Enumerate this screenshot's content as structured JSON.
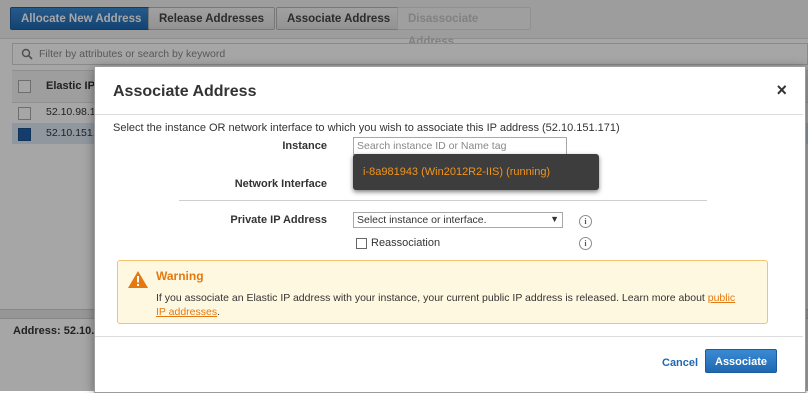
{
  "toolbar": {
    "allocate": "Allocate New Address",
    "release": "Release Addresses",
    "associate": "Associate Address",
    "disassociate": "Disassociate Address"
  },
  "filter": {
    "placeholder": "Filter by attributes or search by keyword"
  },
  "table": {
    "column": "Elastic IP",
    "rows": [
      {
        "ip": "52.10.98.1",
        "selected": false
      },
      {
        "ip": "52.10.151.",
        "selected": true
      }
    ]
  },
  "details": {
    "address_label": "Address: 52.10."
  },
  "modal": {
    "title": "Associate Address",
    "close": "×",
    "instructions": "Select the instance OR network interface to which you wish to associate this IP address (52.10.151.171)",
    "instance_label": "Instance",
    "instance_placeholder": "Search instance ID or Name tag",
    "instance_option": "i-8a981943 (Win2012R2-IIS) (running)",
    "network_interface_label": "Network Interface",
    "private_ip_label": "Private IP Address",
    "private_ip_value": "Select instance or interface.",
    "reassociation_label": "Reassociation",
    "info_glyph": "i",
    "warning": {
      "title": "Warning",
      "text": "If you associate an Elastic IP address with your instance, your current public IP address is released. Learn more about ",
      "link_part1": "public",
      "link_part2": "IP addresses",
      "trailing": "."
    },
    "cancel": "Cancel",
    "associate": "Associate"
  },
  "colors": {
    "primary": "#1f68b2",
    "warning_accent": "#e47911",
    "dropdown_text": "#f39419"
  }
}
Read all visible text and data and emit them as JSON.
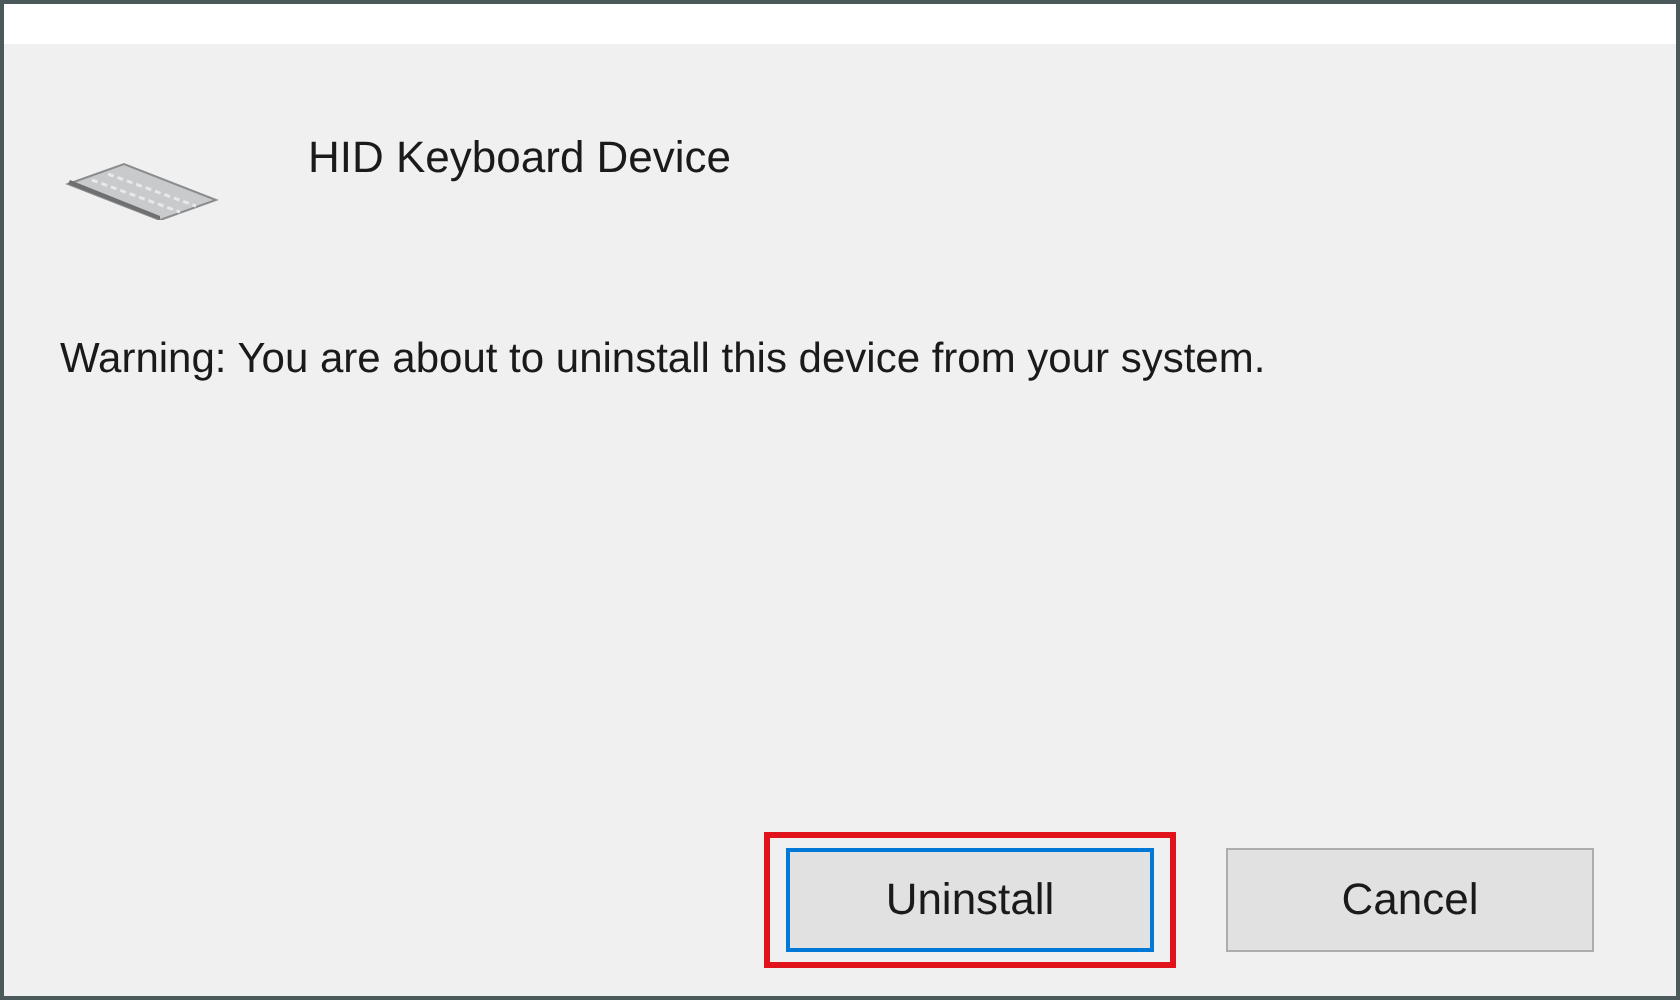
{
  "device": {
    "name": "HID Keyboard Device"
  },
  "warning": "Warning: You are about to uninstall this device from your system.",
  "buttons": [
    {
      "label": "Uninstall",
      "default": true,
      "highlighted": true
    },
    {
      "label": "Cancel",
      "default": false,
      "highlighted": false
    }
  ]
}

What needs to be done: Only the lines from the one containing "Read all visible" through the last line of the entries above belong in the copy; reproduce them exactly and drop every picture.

Answer:
Read all visible text and data and emit them as JSON.
{
  "device": {
    "name": "HID Keyboard Device"
  },
  "warning": "Warning: You are about to uninstall this device from your system.",
  "buttons": [
    {
      "label": "Uninstall",
      "default": true,
      "highlighted": true
    },
    {
      "label": "Cancel",
      "default": false,
      "highlighted": false
    }
  ]
}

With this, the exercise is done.